1. A pedestal control console comprising two opposed upright base plates, said opposed base plates having two spaced pivot shafts extending thereacross, one of said pivot shafts pivotally securing a panel member which forms one component of a trapezoidal linkage with the other pivot shaft pivotally securing a back upright support which also forms part of said trapezoidal linkage, said panel member and said back upright support each being pivotally connected at a raised position to a steering head located generally atop said trapezoidal linkage, said steering head including control levers positioned either side thereof and pivotal about a common shaft, each control lever when actuated in either a fore or aft direction driving a first connecting rod, each first connecting rod being connected to a bell crank pivotally secured to said other pivot shaft and located between said opposed base plates, said back upright support being centrally disposed on said other pivot shaft with said bell crank being located to either side of said back upright support, each bell crank being connected to a second connecting rod associated with a valve of a hydraulic control valve block, said first connecting rods being bent to form a transition from a wide spacing thereof adjacent the steering head to a narrow spacing between said base plates, and wherein said console includes an adjustable locking link extending between members of said trapezoidal linkage to lock said trapezoidal linkage when said adjustable link is fixed and to allow said trapezoidal linkage to move various position between a fully upright position and a fully reclined position to accommodate different preferences of different operators When said adjustable locking link is free to adjust.

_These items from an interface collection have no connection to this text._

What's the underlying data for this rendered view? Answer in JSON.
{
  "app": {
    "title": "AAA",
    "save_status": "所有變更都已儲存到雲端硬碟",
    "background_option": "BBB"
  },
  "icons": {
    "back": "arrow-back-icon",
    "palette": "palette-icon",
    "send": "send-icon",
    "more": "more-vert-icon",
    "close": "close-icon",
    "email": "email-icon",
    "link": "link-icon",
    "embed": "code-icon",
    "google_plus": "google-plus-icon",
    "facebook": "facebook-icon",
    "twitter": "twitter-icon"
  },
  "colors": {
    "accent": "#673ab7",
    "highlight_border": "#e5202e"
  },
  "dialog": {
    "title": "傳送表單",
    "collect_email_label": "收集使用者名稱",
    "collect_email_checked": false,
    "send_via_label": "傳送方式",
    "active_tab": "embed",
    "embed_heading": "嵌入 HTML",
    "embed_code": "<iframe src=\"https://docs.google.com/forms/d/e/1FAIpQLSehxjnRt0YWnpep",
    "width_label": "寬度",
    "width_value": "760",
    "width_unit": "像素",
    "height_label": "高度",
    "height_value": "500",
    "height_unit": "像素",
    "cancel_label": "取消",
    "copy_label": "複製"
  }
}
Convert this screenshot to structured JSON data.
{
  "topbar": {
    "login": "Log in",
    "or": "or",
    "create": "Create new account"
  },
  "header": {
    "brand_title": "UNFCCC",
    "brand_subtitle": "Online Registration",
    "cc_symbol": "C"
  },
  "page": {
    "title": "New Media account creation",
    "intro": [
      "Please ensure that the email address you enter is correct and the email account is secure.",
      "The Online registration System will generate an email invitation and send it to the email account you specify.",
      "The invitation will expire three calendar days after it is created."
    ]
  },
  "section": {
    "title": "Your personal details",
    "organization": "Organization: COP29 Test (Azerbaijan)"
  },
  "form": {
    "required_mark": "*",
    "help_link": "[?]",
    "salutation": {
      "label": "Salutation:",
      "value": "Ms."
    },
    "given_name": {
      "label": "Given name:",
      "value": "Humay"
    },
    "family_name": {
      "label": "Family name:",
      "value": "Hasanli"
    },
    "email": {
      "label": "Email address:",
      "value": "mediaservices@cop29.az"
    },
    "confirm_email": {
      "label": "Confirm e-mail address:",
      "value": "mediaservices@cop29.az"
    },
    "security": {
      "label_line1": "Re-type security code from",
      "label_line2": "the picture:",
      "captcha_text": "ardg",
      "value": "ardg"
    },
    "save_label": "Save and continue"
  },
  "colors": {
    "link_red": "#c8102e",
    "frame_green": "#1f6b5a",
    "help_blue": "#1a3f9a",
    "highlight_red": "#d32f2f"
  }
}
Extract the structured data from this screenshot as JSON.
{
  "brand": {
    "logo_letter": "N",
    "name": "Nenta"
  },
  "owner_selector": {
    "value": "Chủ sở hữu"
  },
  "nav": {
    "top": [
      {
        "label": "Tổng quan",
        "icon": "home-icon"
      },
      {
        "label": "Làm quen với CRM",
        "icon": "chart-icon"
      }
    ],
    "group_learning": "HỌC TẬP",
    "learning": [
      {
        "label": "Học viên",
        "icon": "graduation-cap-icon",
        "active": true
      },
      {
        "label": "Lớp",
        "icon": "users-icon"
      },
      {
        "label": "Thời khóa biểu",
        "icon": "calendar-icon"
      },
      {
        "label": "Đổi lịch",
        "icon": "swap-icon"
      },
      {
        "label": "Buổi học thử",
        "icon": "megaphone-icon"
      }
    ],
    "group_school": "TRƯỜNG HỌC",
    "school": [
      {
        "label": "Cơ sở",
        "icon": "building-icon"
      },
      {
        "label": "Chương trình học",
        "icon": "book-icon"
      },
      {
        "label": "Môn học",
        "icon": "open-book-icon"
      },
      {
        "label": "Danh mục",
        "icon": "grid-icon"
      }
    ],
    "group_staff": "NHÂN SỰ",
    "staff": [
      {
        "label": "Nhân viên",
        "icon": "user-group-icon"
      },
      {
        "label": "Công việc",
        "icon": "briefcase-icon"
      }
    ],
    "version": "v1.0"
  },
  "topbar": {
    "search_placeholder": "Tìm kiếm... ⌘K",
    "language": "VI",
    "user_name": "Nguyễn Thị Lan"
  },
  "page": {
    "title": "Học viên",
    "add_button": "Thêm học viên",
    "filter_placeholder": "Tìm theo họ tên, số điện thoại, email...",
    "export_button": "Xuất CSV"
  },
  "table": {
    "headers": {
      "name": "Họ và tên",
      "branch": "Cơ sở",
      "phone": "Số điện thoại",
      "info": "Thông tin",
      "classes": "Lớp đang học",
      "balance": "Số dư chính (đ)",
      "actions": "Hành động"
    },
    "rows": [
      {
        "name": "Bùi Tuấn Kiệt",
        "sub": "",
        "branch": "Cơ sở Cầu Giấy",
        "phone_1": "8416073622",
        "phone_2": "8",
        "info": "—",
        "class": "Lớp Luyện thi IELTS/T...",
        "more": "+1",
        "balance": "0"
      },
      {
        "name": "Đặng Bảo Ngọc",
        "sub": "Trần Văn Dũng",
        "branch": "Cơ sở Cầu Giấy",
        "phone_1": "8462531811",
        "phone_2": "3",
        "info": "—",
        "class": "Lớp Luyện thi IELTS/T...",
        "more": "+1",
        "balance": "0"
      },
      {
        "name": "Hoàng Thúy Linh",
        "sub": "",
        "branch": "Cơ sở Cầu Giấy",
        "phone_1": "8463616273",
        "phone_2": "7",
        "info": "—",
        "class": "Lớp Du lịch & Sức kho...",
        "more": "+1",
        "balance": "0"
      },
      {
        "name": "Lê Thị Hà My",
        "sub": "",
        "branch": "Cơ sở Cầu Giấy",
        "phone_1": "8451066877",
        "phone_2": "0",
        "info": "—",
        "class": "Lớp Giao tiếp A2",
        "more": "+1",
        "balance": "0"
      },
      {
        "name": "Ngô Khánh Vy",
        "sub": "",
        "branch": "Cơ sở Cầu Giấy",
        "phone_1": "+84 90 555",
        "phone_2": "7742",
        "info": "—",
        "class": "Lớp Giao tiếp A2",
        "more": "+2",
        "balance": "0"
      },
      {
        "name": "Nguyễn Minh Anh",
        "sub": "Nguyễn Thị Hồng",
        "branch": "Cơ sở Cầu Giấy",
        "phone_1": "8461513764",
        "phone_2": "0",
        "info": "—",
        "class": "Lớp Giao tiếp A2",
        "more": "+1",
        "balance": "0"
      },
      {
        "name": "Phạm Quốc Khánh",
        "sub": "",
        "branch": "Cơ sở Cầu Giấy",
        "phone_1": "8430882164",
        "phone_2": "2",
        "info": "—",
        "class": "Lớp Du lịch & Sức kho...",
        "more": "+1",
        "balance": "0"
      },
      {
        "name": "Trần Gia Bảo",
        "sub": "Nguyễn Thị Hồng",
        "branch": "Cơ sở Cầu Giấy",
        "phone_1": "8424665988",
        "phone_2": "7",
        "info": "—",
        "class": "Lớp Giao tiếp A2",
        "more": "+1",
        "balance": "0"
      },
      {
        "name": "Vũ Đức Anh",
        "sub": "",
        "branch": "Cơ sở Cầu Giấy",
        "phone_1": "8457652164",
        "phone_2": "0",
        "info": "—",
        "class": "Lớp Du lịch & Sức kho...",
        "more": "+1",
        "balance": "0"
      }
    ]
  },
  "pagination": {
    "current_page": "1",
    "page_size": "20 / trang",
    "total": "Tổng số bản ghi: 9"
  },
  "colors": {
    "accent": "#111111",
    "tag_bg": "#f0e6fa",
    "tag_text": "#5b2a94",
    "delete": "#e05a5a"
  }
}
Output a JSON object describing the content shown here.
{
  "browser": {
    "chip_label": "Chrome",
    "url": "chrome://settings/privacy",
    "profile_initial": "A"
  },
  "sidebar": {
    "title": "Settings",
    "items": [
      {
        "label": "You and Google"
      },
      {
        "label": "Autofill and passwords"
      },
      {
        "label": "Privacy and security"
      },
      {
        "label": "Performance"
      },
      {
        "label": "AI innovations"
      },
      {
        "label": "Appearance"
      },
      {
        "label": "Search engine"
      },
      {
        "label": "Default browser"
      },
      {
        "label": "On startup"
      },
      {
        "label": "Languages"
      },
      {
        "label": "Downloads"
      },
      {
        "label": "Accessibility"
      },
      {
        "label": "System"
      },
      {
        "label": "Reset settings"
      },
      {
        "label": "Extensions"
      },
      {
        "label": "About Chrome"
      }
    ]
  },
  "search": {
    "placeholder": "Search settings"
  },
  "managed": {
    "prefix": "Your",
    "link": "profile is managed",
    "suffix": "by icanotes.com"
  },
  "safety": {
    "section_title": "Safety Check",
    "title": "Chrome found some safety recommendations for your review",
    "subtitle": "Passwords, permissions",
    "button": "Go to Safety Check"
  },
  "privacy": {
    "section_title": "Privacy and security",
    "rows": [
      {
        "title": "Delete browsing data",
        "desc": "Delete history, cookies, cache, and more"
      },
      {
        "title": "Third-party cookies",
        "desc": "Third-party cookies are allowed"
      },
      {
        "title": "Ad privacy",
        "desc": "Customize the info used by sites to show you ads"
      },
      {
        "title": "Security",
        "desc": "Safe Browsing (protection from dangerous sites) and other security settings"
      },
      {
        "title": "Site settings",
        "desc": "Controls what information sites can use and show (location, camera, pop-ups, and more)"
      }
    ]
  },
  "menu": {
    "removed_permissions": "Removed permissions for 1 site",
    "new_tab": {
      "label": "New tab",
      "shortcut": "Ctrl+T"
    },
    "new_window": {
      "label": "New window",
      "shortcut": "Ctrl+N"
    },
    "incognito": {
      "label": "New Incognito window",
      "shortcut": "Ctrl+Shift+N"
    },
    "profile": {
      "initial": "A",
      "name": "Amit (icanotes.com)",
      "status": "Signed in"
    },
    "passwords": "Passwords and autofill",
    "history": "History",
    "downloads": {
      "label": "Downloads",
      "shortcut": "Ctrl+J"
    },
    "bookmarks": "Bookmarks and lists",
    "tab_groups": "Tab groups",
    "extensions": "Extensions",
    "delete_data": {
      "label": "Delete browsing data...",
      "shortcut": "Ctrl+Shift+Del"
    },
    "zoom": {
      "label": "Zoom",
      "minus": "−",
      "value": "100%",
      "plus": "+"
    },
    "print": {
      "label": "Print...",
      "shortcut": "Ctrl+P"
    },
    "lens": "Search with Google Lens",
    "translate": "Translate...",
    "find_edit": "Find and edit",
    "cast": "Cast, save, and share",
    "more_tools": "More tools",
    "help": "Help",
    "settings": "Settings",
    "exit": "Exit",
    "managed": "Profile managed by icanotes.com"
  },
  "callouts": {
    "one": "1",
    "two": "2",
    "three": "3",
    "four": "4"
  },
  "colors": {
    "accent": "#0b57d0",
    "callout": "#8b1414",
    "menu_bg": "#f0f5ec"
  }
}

2. A pedestal control console as claimed in claim 1 wherein said back upright support is a plate member with the major surface thereof generally perpendicular to said panel member.
3. A pedestal control console as claimed in claim 2 wherein said adjustable link is an hydraulic cylinder having a foot operated release valve which when open allows adjustment thereof.
4. A pedestal control console as claimed in claim 3 including a telescopic steering column which extends and retracts in accordance with movement of said pedestal control console and connects to an exterior hydraulic steering unit.
5. A pedestal control console as claimed in claim 4 secured in a cab of a motor grader, and wherein said hydraulic steering unit and said hydraulic control valve block are positioned exterior to the cab.
6. A pedestal control console as claimed in claim 2 wherein said adjustable link is a gas spring hydraulic cylinder having a release valve controlled by a foot pedal located adjacent and projecting to both sides of said panel.
7. A pedestal control console as claimed in claim 1 wherein said base plates are adapted to be releasably mechanically secured to mounting flanges fixed to a floor of a cab of a machine.
8. A pedestal control console as claimed in claim 7 wherein base plates are spaced apart less than 12 inches.
9. A pedestal control console as claimed in claim 7 wherein said adjustable link is a gas spring hydraulic cylinder having a release valve controlled by a foot pedal located adjacent and projecting to both sides of said panel.
10. A pedestal control console as claimed in claim 8 wherein said adjustable link is a gas spring hydraulic cylinder having a release valve controlled by a foot pedal located adjacent and projecting to both sides of said panel.
11. A pedestal control console as claimed in claim 1 wherein said steering head located generally atop said trapezoidal linkage is separately tiltable.
International Classification: B62D 102;